"It is important for council to hear what the issues are...to be sure we were brought up to date as to how they intend to deal with this issue, what we can expect in the future, and what are the long-term effects."~Carol Wood, Lansing City Council
People living on Lansing's west side say they wouldn't be as concerned about their new neighbors if they had a better idea of who they are.
"I guess my biggest concern is if they put something down there if it's going to be noisy?" said Julie Durham, who lives on Lansing's west side. "Is it going to be as polluting as what was there before?"
What was there before, just down the street from Durham, was 250 acres of property that used to belong to General Motors and now is in the hands of the Revitalizing Auto Communities Environmental Response (RACER) Trust.
When GM went through bankruptcy, the federal government created the RACER Trust and put it in charge of cleaning up old facilities and finding people to redevelop them.
The problem, many neighbors say, is that they've been left in the dark about who the land may be sold to.
"If they were going to build something loud and noisy that made the neighborhood smell, I wouldn't like that," said Jon Dunham. "But if they're going to build something that's going to create jobs and bring money to the area then I'd be OK with that."
It may not be long before Durham gets her answer. Representatives from RACER are scheduled to give a presentation to the Lansing City Council Monday night.
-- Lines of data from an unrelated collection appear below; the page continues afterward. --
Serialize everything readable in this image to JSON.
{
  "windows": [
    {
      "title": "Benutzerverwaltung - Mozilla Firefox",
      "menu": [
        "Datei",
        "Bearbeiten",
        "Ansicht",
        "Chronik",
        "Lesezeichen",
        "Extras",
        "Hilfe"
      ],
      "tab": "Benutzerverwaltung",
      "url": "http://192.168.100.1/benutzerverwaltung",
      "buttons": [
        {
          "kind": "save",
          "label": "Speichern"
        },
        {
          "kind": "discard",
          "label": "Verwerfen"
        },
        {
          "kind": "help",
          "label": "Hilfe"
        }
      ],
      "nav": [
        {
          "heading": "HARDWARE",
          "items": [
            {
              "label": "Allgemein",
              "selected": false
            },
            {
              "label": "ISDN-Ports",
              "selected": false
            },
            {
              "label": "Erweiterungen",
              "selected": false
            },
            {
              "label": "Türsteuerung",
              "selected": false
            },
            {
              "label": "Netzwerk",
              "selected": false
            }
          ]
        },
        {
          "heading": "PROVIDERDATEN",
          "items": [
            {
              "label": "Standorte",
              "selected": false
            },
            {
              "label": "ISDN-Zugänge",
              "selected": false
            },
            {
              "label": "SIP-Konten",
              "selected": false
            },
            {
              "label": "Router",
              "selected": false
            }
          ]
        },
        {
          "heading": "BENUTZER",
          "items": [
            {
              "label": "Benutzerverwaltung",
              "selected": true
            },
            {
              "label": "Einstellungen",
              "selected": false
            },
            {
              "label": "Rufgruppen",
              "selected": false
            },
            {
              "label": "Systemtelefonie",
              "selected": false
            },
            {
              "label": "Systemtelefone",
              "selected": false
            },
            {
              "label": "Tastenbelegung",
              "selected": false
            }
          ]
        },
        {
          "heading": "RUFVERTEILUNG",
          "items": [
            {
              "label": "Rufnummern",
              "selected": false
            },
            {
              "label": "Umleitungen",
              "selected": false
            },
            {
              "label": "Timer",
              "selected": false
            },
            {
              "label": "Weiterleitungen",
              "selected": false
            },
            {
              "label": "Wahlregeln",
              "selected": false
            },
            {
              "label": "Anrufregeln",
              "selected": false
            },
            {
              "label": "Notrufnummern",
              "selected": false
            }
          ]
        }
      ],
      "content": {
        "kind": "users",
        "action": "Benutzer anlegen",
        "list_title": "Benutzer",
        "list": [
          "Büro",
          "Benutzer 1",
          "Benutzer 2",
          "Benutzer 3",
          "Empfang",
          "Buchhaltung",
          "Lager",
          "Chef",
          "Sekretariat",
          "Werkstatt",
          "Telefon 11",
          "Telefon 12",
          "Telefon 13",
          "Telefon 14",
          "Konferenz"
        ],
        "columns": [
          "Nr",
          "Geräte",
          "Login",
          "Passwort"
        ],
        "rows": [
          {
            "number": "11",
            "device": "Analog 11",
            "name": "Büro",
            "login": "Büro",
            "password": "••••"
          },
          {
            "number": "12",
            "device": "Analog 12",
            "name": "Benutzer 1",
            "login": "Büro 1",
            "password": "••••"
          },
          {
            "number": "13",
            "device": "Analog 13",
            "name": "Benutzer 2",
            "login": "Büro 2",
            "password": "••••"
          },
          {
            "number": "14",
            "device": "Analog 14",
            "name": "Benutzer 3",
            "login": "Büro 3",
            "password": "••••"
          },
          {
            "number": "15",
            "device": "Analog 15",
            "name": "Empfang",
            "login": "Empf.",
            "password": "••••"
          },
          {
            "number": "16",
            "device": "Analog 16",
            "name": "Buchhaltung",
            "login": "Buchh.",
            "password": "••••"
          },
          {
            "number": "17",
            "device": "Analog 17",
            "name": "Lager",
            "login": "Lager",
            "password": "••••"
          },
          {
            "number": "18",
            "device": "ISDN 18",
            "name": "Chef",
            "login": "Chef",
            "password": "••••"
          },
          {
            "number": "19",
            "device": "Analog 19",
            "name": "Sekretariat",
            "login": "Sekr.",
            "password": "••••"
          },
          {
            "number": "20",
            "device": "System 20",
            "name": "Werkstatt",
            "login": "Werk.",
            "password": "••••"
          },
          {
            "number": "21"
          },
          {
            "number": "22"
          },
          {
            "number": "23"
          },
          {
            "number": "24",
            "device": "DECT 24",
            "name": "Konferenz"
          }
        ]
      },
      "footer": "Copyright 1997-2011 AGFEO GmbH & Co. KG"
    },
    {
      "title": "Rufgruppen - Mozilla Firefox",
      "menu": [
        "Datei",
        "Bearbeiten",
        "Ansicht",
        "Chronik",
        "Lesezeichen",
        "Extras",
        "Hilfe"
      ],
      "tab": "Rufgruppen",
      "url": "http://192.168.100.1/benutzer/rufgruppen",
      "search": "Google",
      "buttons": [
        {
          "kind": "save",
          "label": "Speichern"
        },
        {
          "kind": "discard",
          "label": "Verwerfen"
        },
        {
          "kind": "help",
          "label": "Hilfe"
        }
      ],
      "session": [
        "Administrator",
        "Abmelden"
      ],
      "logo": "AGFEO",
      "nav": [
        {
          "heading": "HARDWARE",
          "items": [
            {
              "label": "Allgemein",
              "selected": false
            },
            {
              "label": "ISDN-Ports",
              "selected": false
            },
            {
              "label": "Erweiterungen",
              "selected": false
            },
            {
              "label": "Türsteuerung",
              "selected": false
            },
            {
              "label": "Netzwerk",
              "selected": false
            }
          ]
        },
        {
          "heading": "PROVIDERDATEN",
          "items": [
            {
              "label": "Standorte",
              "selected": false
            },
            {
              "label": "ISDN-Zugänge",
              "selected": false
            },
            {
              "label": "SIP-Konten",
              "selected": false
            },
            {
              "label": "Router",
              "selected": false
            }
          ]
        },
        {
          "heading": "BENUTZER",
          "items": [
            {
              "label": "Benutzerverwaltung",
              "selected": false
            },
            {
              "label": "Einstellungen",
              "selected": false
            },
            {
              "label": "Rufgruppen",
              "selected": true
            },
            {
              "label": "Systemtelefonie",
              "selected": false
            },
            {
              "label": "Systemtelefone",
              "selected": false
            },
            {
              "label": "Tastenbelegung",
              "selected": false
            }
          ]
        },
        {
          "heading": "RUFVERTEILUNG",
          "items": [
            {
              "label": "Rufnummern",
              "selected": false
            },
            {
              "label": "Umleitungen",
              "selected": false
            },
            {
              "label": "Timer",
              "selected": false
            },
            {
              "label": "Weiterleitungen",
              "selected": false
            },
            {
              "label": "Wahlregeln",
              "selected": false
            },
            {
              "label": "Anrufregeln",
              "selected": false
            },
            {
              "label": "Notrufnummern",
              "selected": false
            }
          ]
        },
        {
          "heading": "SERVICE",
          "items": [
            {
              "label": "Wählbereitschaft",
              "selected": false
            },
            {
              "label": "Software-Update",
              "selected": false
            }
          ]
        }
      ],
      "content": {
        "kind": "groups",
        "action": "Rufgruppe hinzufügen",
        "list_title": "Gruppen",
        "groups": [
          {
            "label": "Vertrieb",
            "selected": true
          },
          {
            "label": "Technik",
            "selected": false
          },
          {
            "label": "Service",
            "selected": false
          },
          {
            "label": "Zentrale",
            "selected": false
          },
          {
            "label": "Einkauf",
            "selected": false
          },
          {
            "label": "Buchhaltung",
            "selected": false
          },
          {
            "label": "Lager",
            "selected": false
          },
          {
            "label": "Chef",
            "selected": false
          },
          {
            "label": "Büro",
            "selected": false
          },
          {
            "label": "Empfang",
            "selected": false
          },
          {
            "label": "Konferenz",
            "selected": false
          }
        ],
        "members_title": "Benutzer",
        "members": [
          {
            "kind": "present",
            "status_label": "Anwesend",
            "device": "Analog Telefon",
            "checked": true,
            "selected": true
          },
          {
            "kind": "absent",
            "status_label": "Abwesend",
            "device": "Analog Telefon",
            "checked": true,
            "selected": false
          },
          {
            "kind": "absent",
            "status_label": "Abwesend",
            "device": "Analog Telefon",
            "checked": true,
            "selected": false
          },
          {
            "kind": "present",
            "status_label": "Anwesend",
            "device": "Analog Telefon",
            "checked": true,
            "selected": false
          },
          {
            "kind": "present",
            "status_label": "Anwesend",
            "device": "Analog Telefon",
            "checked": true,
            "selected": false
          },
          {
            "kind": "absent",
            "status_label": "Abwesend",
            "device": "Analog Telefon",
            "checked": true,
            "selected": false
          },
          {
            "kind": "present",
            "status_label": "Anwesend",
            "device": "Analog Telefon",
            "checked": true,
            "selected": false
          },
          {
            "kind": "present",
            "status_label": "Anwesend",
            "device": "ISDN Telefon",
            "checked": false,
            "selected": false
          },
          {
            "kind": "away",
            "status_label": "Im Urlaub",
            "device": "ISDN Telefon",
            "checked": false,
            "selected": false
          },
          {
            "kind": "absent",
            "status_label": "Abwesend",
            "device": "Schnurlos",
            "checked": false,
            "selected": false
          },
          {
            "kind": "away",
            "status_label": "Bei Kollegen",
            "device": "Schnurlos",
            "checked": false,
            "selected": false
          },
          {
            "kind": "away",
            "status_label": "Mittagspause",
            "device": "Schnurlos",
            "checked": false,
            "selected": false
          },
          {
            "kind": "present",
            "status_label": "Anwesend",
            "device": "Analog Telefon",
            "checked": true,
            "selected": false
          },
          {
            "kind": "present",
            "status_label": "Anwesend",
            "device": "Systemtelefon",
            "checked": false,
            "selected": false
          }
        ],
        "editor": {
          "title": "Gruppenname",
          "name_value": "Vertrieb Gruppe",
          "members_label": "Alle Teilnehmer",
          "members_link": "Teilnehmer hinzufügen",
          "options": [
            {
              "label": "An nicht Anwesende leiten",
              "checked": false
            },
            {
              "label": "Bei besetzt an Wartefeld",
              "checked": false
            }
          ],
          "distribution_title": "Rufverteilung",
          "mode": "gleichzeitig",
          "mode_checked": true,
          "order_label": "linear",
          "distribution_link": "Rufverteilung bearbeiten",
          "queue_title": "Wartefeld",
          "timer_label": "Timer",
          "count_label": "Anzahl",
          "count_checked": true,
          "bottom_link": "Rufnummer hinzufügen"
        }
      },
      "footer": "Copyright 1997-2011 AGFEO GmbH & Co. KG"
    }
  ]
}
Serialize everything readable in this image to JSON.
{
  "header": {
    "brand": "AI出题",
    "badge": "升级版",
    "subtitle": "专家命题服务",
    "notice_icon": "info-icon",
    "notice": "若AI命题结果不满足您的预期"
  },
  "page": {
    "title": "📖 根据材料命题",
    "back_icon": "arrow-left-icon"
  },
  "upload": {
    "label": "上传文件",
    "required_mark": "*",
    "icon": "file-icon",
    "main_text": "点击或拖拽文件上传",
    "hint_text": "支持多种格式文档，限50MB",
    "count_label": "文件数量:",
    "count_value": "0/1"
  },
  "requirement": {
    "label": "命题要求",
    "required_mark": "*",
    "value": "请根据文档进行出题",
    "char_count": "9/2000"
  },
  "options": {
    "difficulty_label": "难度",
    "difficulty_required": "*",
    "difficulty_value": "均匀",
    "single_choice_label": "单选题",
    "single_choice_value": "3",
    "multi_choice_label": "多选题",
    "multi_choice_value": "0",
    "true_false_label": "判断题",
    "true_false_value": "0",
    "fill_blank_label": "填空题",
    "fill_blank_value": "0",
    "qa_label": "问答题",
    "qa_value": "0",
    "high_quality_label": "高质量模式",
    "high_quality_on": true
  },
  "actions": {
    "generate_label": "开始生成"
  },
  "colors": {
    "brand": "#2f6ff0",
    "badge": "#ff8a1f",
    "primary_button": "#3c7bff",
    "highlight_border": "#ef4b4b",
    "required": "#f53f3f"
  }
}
Council members like Carol Wood are looking forward to the information she figures to receive.
"There's an entity out there that owns this property, what we're trying to do is to understand what they're doing with the property, how they're cleaning it up, and then how they're marketing it," she said.
Wood was one of several council members that raised concerns at a Committee of the Whole meeting July 14. Council members voiced questions about maintenance, transparency and environmental issues like groundwater contamination.
"When we're talking anything that deals near our water system, we want to be confident that there are no issues out there and I think those are things that we need as a body to be able to ask RACER," said Wood.
Wood is concerned about what she says is an underground plume of a chemical known as 1,4-dioxane. RACER says it has been working with the Department of Environmental Quality to test plants, soil and groundwater.
RACER says the plume does not extend to municipal water supply wells and isn't likely to affect drinking water in the future.
Wood also wants to make sure that whatever takes the place of the GM site is beneficial for the neighborhood.
"RACER has made some commitments to the west side neighborhood," she said. "So we just want to make sure those commitments are followed through and that people feel better about what the situation is."
Mayor Virg Bernero says he hears -- and even has shared -- some of the concerns of nearby residents. But he says he has complete confidence in RACER.
"We have an assurance that the site will be properly cleaned up," he said. "We have an assurance that most communities never get."
The city isn't fighting with a private company, Bernero said, and the money is in the bank, giving him confidence things will be done right.
The local RACER property spans Lansing and Lansing Township, meaning there could be two different sites with two different developments.
Unless the redevelopment changes the zoning, the city council has no say, Wood said. All it would take is approval from the mayor to move forward.